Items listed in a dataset
┄┄┄┄┄┄┄┄┄┄

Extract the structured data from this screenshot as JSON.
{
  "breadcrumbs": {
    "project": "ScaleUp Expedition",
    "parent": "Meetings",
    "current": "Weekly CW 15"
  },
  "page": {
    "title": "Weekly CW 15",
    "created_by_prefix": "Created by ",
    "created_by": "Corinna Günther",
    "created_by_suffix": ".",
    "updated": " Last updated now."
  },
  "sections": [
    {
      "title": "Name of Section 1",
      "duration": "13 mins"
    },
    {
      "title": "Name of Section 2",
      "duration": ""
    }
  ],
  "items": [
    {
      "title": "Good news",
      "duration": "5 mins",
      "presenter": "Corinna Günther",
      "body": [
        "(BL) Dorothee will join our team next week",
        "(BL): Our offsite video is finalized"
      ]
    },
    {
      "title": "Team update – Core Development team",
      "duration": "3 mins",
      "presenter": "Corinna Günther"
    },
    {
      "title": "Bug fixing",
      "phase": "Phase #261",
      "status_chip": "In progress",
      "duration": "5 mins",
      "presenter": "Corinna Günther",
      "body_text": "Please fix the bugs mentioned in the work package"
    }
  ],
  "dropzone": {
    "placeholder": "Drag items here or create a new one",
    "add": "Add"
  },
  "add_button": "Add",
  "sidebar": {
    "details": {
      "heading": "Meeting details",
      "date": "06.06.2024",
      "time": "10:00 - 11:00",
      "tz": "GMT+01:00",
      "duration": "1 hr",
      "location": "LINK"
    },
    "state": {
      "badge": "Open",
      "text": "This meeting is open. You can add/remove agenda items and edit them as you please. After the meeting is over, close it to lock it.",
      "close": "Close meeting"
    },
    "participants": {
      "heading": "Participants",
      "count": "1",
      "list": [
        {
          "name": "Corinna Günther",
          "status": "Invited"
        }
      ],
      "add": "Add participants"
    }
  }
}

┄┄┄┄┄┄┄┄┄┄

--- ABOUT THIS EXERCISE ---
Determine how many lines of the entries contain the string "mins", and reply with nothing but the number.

--- THE COMPLETED TASK ---
4